The 93-year-old German Bruno D., accused of being an SS guard involved in killings of thousands of prisoners, many of them…
Bruno D., 93, a German accused of being an SS guard involved in killings of prisoners between August 1944 and April 1945 in the Stutthof Nazi concentration camp near Gdansk, leaves a courtroom in Hamburg, Germany July 23, 2020.

BERLIN - A Hamburg court convicted a 93-year old German man of helping to murder 5,232 prisoners, many of them Jewish, at a Nazi concentration camp during World War II and gave him a suspended two-year sentence in one of the last cases against Nazi-era crimes.

Rolled into the courtroom in a wheelchair and hiding his face behind a blue folder, Bruno D. acknowledged he had been an SS guard in the Stutthof concentration camp near Gdansk in what was then occupied Poland, but he said his presence did not amount to guilt.

This did not convince the court in Hamburg, which found him guilty Thursday of being involved in the killings from August 1944 to April 1945.

"How could you get used to the horror?" asked Judge Anne Meier-Goering as she read the verdict.

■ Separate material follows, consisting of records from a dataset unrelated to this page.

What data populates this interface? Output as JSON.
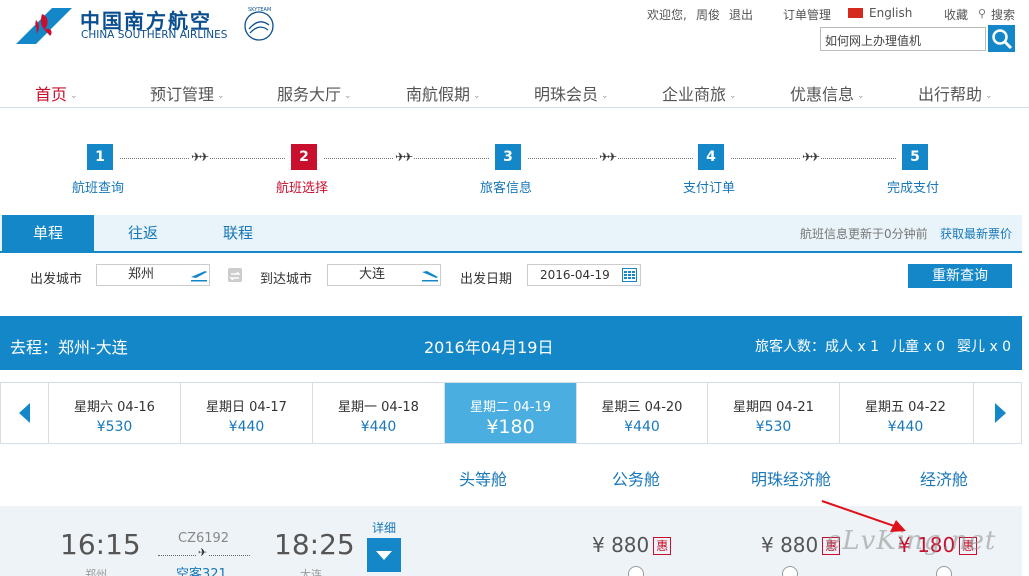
{
  "brand": {
    "name_cn": "中国南方航空",
    "name_en": "CHINA SOUTHERN AIRLINES",
    "skyteam": "SKYTEAM",
    "color": "#0b4f8e"
  },
  "toplinks": {
    "welcome": "欢迎您,",
    "user": "周俊",
    "logout": "退出",
    "orders": "订单管理",
    "language": "English",
    "favorite": "收藏",
    "search": "搜索"
  },
  "search": {
    "value": "如何网上办理值机"
  },
  "nav": [
    "首页",
    "预订管理",
    "服务大厅",
    "南航假期",
    "明珠会员",
    "企业商旅",
    "优惠信息",
    "出行帮助"
  ],
  "steps": [
    {
      "num": "1",
      "label": "航班查询"
    },
    {
      "num": "2",
      "label": "航班选择"
    },
    {
      "num": "3",
      "label": "旅客信息"
    },
    {
      "num": "4",
      "label": "支付订单"
    },
    {
      "num": "5",
      "label": "完成支付"
    }
  ],
  "tabs": [
    "单程",
    "往返",
    "联程"
  ],
  "update": {
    "text": "航班信息更新于0分钟前",
    "refresh": "获取最新票价"
  },
  "form": {
    "from_label": "出发城市",
    "from_value": "郑州",
    "to_label": "到达城市",
    "to_value": "大连",
    "date_label": "出发日期",
    "date_value": "2016-04-19",
    "requery": "重新查询"
  },
  "route": {
    "title": "去程：郑州-大连",
    "date": "2016年04月19日",
    "adult": "旅客人数：成人 x 1",
    "child": "儿童 x 0",
    "infant": "婴儿 x 0"
  },
  "days": [
    {
      "label": "星期六  04-16",
      "price": "¥530"
    },
    {
      "label": "星期日  04-17",
      "price": "¥440"
    },
    {
      "label": "星期一  04-18",
      "price": "¥440"
    },
    {
      "label": "星期二  04-19",
      "price": "¥180"
    },
    {
      "label": "星期三  04-20",
      "price": "¥440"
    },
    {
      "label": "星期四  04-21",
      "price": "¥530"
    },
    {
      "label": "星期五  04-22",
      "price": "¥440"
    }
  ],
  "cabins": [
    "头等舱",
    "公务舱",
    "明珠经济舱",
    "经济舱"
  ],
  "flight": {
    "dep_time": "16:15",
    "arr_time": "18:25",
    "flight_no": "CZ6192",
    "aircraft": "空客321",
    "dep_city": "郑州",
    "arr_city": "大连",
    "detail": "详细",
    "price_business": "¥ 880",
    "price_premium": "¥ 880",
    "price_economy": "¥ 180",
    "discount_mark": "惠"
  },
  "watermark": "eLvKing.net",
  "colors": {
    "primary": "#1487c8",
    "accent_red": "#c8102e",
    "light_bg": "#e8f4fa"
  }
}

About 65,000 people, including many Jews, were murdered or died at Stutthof, the museum's website says. Prosecutors argued that many were shot in the back of the head or gassed.

As Bruno D. was only 17 or 18 years old at the time of the crimes, he was tried in a youth court and sessions were limited to two to three hours per day because of his frail health.

Prosecutors had called for a prison sentence of three years. In his final testimony to the court, he apologized for the suffering of victims but stopped short of taking responsibility.

"I would like to apologize to all the people who have gone through this hell of insanity and to their relatives and survivors," he told the court on Monday, broadcaster NDR and other media outlets reported.

Some 75 years after the Holocaust, the number of suspects is dwindling but prosecutors are still trying to bring individuals to justice. A landmark conviction in 2011 cleared the way to more prosecutions, as working in a camp was for the first time found to be ground for culpability with no proof of a specific crime.